▶ **DATA PROVIDED**
»»

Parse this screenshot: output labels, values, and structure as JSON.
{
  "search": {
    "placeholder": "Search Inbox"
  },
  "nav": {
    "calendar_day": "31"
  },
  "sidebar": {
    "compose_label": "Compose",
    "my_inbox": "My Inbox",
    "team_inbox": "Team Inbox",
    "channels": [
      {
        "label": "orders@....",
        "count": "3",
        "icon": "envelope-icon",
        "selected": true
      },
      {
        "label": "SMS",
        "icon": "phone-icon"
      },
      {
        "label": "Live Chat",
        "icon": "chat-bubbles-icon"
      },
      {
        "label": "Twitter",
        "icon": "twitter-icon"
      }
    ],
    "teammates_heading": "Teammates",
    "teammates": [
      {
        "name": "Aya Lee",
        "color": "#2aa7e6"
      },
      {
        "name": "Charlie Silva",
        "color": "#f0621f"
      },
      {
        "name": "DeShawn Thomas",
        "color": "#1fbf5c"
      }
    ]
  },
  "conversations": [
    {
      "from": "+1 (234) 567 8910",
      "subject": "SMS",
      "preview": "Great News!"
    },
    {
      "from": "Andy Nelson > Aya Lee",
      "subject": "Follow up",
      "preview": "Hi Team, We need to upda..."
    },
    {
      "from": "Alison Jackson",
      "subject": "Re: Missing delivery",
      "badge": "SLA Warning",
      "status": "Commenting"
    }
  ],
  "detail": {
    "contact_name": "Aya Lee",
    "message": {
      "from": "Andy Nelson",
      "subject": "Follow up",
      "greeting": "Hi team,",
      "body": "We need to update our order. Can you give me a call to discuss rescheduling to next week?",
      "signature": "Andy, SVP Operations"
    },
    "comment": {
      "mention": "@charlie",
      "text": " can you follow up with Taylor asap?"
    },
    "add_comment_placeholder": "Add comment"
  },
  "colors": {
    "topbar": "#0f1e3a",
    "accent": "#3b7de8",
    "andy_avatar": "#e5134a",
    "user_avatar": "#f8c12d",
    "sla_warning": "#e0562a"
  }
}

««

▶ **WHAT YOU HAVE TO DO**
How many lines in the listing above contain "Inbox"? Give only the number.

▶ **WRITTEN RESPONSE**
3